I chose the trainers that I train with based on experience and certification. I was also looking for someone who specialized in the sport of Schutzhund. Jennifer has been in the sport of Schutzhund for 20+ years and is a Schutzhund judge. To become a DVG judge you must:
- Be a minimum of 25 years old and maximum of 55 years old
- Be a DVG member for a minimum of 5 years
- Have at minimum, 1 year as training director (club or LV)
- Have been a trial chairperson for a few trials
- Only be a judge in one organization
- Have titled two dogs from IPO 1 to IPO 3 or (VPG) and one of these dogs (or another dog) must have a BH and an FH
- Have been a helper (in some cases theoretical knowledge is enough)
Ryan is a level 3 helper which is the highest certification you can receive. It means that he is certified to work competitions on the National and International level. He too has 20+yrs of dog experience.

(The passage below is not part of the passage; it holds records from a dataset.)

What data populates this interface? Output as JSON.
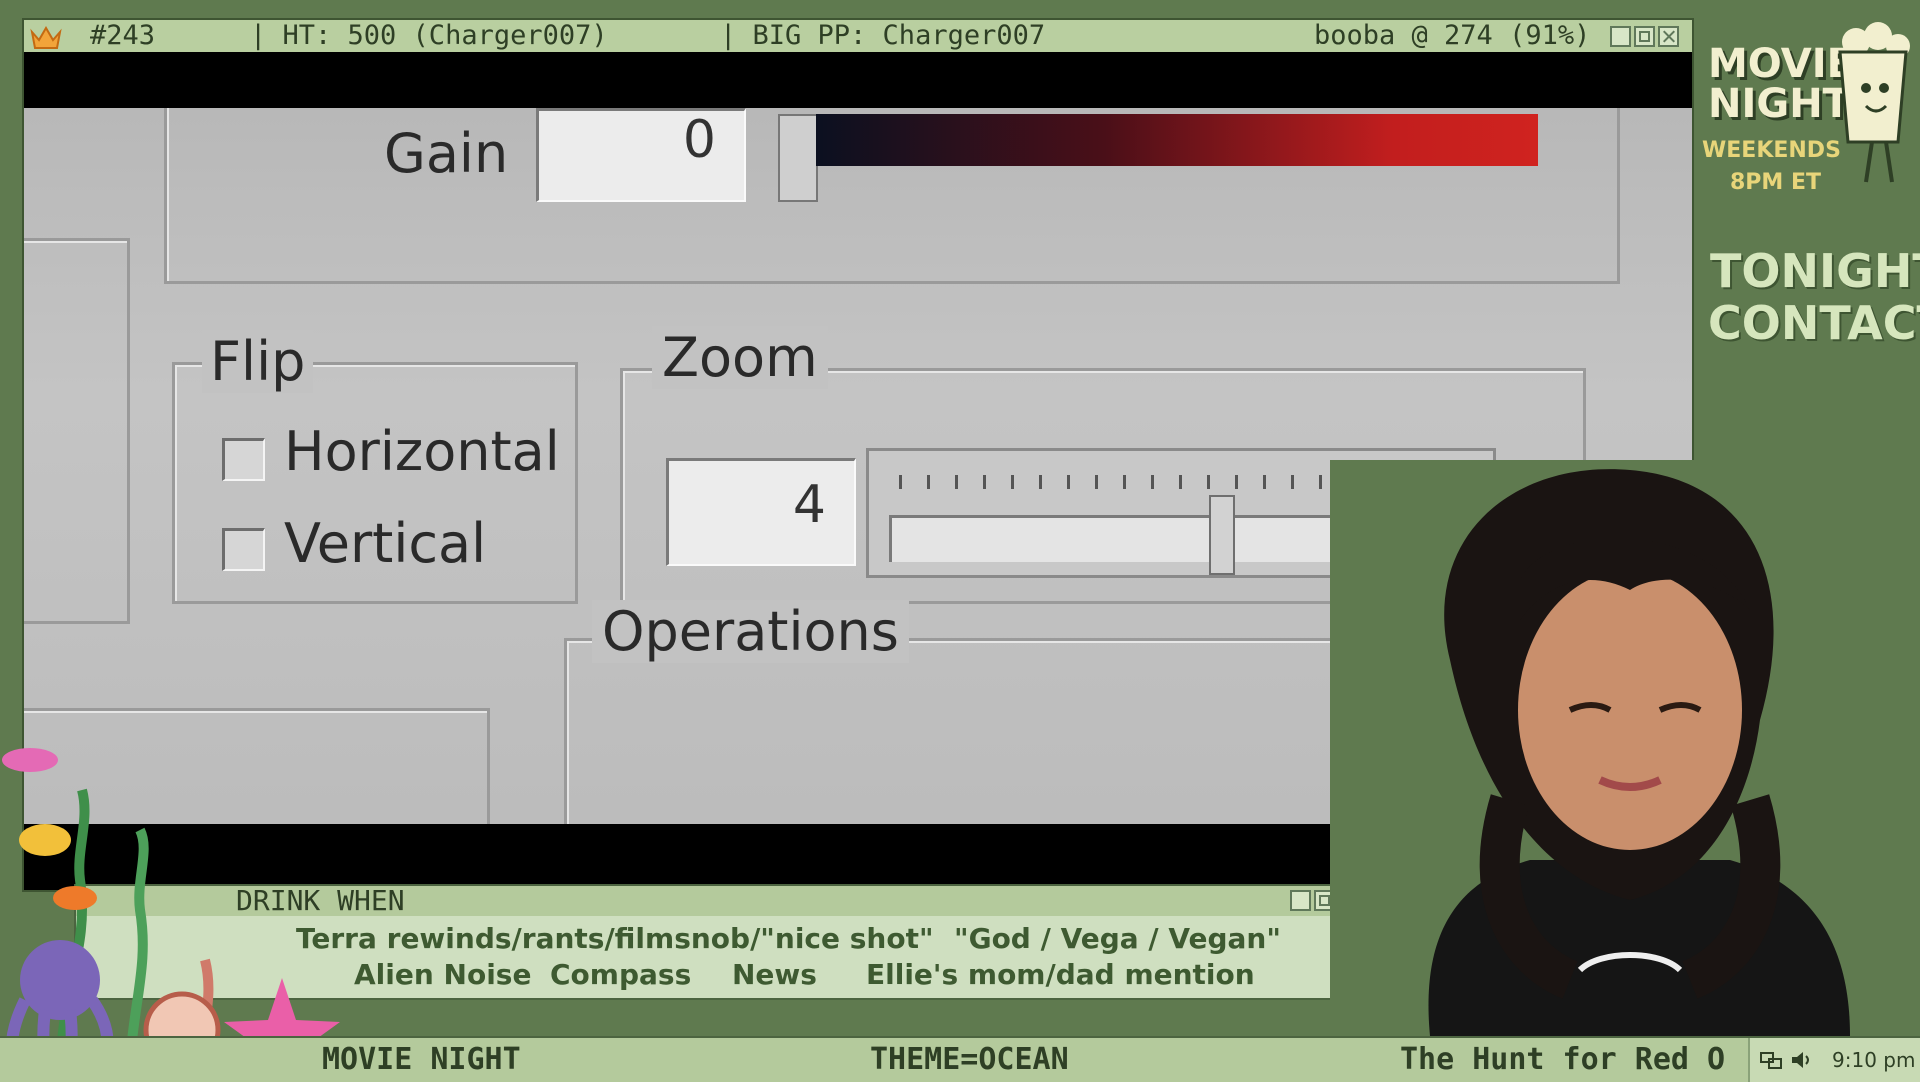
{
  "titlebar": {
    "episode": "#243",
    "ht": "| HT: 500 (Charger007)",
    "big_pp": "| BIG PP: Charger007",
    "emote": "booba @ 274 (91%)"
  },
  "video": {
    "gain_label": "Gain",
    "gain_value": "0",
    "flip_label": "Flip",
    "horizontal_label": "Horizontal",
    "vertical_label": "Vertical",
    "zoom_label": "Zoom",
    "zoom_value": "4",
    "operations_label": "Operations"
  },
  "drink": {
    "title": "DRINK WHEN",
    "line1_a": "Terra rewinds/rants/filmsnob/\"nice shot\"",
    "line1_b": "\"God / Vega / Vegan\"",
    "line2_a": "Alien Noise",
    "line2_b": "Compass",
    "line2_c": "News",
    "line2_d": "Ellie's mom/dad mention"
  },
  "bottom_bar": {
    "left": "MOVIE NIGHT",
    "center": "THEME=OCEAN",
    "ticker": "The Hunt for Red O",
    "clock": "9:10 pm"
  },
  "promo": {
    "movie": "MOVIE",
    "night": "NIGHT",
    "weekends": "WEEKENDS",
    "time": "8PM ET",
    "tonight": "TONIGHT:",
    "film": "CONTACT"
  },
  "colors": {
    "frame_green": "#5f7a4f",
    "bar_green": "#b4ca9c",
    "text_dark": "#2e3f25",
    "gain_gradient_end": "#d0231f"
  },
  "icons": [
    "crown-icon",
    "minimize-icon",
    "maximize-icon",
    "close-icon",
    "network-icon",
    "volume-icon"
  ]
}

For what I want to do, both Ryan and Jennifer are more than qualified. When I first met them for training I was able to see how they worked with both my dog and I. We share similar ideals and philosophies when it comes to dogs and I am comfortable with the way they train. Jennifer has used e-collars on some of the dogs she trains but has never made me feel pressured to use one. What I like about both Jennifer and Ryan is that they treat dogs as individuals and there is no one training method they use. Most of their training is motivational reward based training but they do use some aversives. I am not purely positive but I do not use harsh corrections with my dogs. I prefer to use rewards and motivation in my training. They are happy to accommodate that and I have never been pressured to do something with my dog that I am not comfortable with.
As a person who may not be looking at a specific sport here are some things I think are important to look at when considering someone.
-What are their qualifications? Do their personal dogs seem well trained? Have they titled dogs in any sports or conformation? How long have they been working with dogs? What is their training background? How much experience do they have training dogs?
****While having titled dogs is not a requirement for teaching the basics, if this person has done nothing with their dogs - how do you know they are capable of training your dog? A title essentially shows that the person was capable and willing of putting the work in to train their dog for something specific. It is a way to show the effort that they have put in in training the dog.
-What breeds do they have experience working with?
****You want to find someone who has experience with multiple dog breeds, also someone who sees dogs as individuals and doesn't approach every dog the same. Not every dog thinks the same way.
-What methods do they use?
****Be clear in what your intentions are. Does this trainer use aversives such a prong collars, choke chains, or leash corrections? Does this trainer use a clicker? Does this trainer use positive reinforcement only? I strongly encourage researching various training methods to decide what you think is best for your dog.
-Can you audit a private session or class?
****You should be able to watch this trainer train to decide if they would be a good match for you and your dog.
-Talk to people! Meet with various trainers, talk to them about your dog and what you are looking for. You don't have to settle with just one person, interview several and then decide who might be the best match for both you and the dog.
As I said previously, what we all seek in trainers is dependent on the individual and what they need.
At this point in time, you do not have to have any special qualifications to become a dog trainer. There are schools: Starmark Academy, National k9 School for dog trainers, Florida Dog Trainer[E-collar], Animal Behavior College just to name a few. There is also certification via CCPDT. However nothing is required and anyone can claim to be a dog trainer. As a dog owner it is our responsibility to research and advocate for our pets.
****Experience is more important to me than a piece of a paper. Many trainers have years of experience under their belt but have not gotten any special certifications. I wouldn't rely on a piece of paper to determine whether or not a trainer is a good one.
I would not recommend any type of "boot camp" or training where you leave the dog with the trainer for X weeks. While it's great to send your dog off for training, YOU need to be there to learn how to train YOUR dog! Not to mention you don't know how they are treating your dog if you are not there seeing the dog daily. An exception would be a place that boards & trains, while having you as the owner out multiple times a week to learn how to work your own dog. Overall I just don't think that type of training is necessary, you are better off scheduling a private lesson once a week so you can work one on one with the trainer to learn how to teach your dog specific behaviors.
In closing, for the goals I have personally I would not seek out a trainer who did not have titled dogs. Often times the trainers I recommend to people are active in the dog world, they either do obedience or they show in conformation as well as various other dog sports. Especially for training basics I feel an obedience instructor, or someone who competes in obedience, is more than capable of teaching basic commands because obedience as a sport is just an extension of the basics - sit, down, heel, stay etc.
I hope this is somewhat helpful. I didn't want to get into it too deeply but hopefully this gives you a place to start when looking for a trainer!